Women’s ventures are often underfunded. Deborah Jackson’s crowdfunding platform is trying to change that.

Colleen DeBaise By Colleen DeBaise

Deborah Jackson spent 20 years on Wall Street, raising money for clients.

deborah headshotNow, she’s helping female entrepreneurs raise startup capital via Plum Alley, the crowdfunding platform she launched last fall. (The name is a mash-up of “plum” assignment and Silicon Alley.) Jackson says she was inspired to create Plum Alley after getting involved in New York’s startup scene and meeting “passionate and intelligent” women who needed better access to funding.

Edited interview excerpts follow.

The Story Exchange: Tell me about the reasons for launching Plum Alley.

Data shows that women’s projects and companies are underfunded and women still experience a much harder time raising funds than their male counterparts for comparable opportunities. This is true across all sectors — women entrepreneurs, women in the arts, women in academia and the media.

The consequence of underfunding women’s ventures is that women’s voices, their unique perspective and values are often not reflected in the products that are made or the companies that are built. Plum Alley is changing that by providing a way for women to raise the money they need to create and innovate.

The Story Exchange: What are the basics that someone should know before launching a crowdfunding campaign?

There is a lot of preparation work to be done for a crowdfunding campaign — although in my opinion, it is not much compared to seeking grants or funding through angel investors or other more institutionalized methods. The team, the project idea, the presentation and the rewards are all essential.  For most successful crowdfunding projects, a large portion of the funding comes from the project team’s network. Thus the team should have a large network, have a clear marketing plan, and be prepared to invest the time to rally up and excite people to fund the project. A project should be appealing or emotional so individuals are moved to fund the project. The project goal and motivation behind it should be conveyed articulately in the written and video pitch of the project. Good crowdfunding campaigns also have valuable and desirable rewards that can appeal to a large array of people and reach new audiences.

The Story Exchange: Which campaigns on Plum Alley have been some of your favorite or most memorable?

I really am impressed by all the campaigns that run on Plum Alley, from successful movie projects, to projects that offer pre-orders for clothing or water for women, to the mobile app created to help the environment. The Bella Minds project does particularly stand out, however, because it involves teaching technology to middle-aged women in rural areas, and I think it can create great impact and change.
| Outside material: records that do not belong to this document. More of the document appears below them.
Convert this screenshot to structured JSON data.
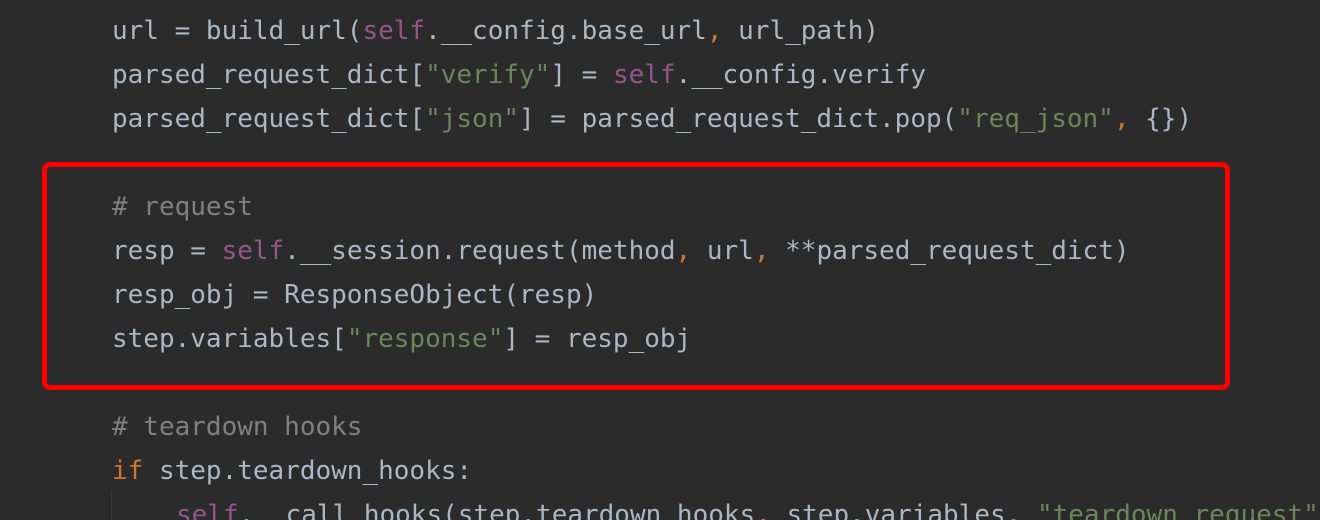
{
  "code": {
    "line1": {
      "a": "url = build_url(",
      "self": "self",
      "b": ".__config.base_url",
      "comma": ",",
      "c": " url_path)"
    },
    "line2": {
      "a": "parsed_request_dict[",
      "str": "\"verify\"",
      "b": "] = ",
      "self": "self",
      "c": ".__config.verify"
    },
    "line3": {
      "a": "parsed_request_dict[",
      "str": "\"json\"",
      "b": "] = parsed_request_dict.pop(",
      "str2": "\"req_json\"",
      "comma": ",",
      "c": " {})"
    },
    "line4": {
      "comment": "# request"
    },
    "line5": {
      "a": "resp = ",
      "self": "self",
      "b": ".__session.request(method",
      "comma1": ",",
      "c": " url",
      "comma2": ",",
      "d": " **parsed_request_dict)"
    },
    "line6": {
      "a": "resp_obj = ResponseObject(resp)"
    },
    "line7": {
      "a": "step.variables[",
      "str": "\"response\"",
      "b": "] = resp_obj"
    },
    "line8": {
      "comment": "# teardown hooks"
    },
    "line9": {
      "kw": "if",
      "a": " step.teardown_hooks:"
    },
    "line10": {
      "self": "self",
      "a": ".__call_hooks(step.teardown_hooks",
      "comma1": ",",
      "b": " step.variables",
      "comma2": ",",
      "str": "\"teardown_request\""
    }
  },
  "colors": {
    "background": "#2b2b2b",
    "default_text": "#a9b7c6",
    "self_keyword": "#94558d",
    "string": "#6a8759",
    "keyword": "#cc7832",
    "comment": "#808080",
    "highlight_border": "#ff0000"
  }
}
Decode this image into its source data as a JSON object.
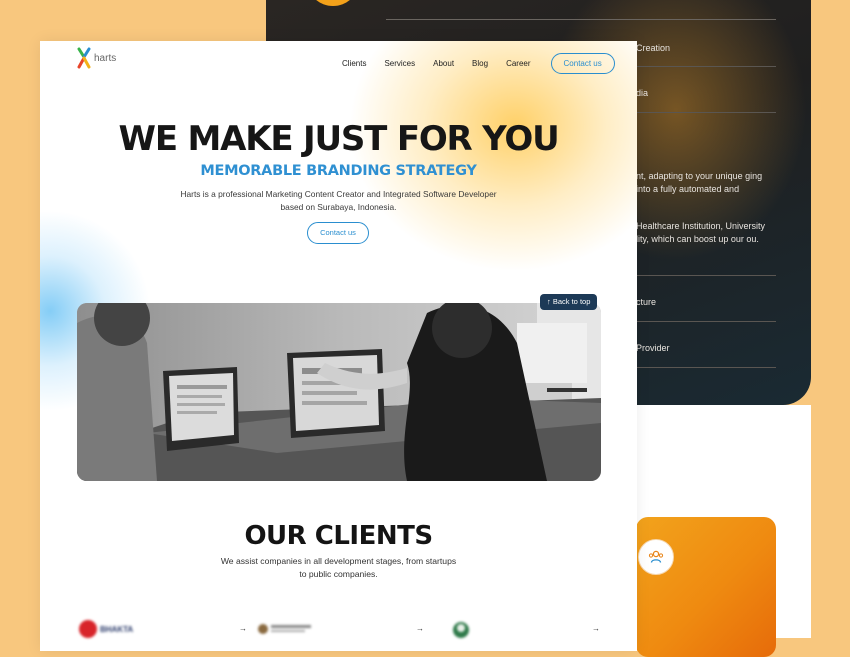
{
  "back_panel": {
    "rows": [
      "Creation",
      "dia",
      "cture",
      "Provider"
    ],
    "para1": "nt, adapting to your unique ging into a fully automated and",
    "para2": "Healthcare Institution, University lity, which can boost up our ou."
  },
  "header": {
    "logo_text": "harts",
    "nav": [
      "Clients",
      "Services",
      "About",
      "Blog",
      "Career"
    ],
    "cta": "Contact us"
  },
  "hero": {
    "title": "WE MAKE JUST FOR YOU",
    "subtitle": "MEMORABLE BRANDING STRATEGY",
    "description": "Harts is a professional Marketing Content Creator and Integrated Software Developer based on Surabaya, Indonesia.",
    "cta": "Contact us"
  },
  "back_to_top": "Back to top",
  "clients": {
    "title": "OUR CLIENTS",
    "description": "We assist companies in all development stages, from startups to public companies.",
    "logos": [
      {
        "text": "BHAKTA"
      },
      {
        "text": ""
      },
      {
        "text": ""
      }
    ],
    "arrow": "→"
  },
  "colors": {
    "accent_blue": "#2a8ecf",
    "orange": "#f2a31c",
    "background": "#f8c77e"
  },
  "icons": [
    "logo-mark-icon",
    "arrow-up-icon",
    "arrow-right-icon",
    "users-icon"
  ]
}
The Story Exchange: We’re all about role models. Who is your role model?

Hillary Clinton because she is a fabulous mother, has weathered the storm being a first lady, and came into her own being the secretary of state. Mostly, she is a great champion for women. Also Meryl Streep because she is so cool.

The Story Exchange: What’s your best advice for female entrepreneurs?

Figure out a way to make money, what your customer wants, and your value proposition. And don’t give up.

 

Posted: June 19, 2014

Colleen DeBaisePlum Alley: Connecting Women With Money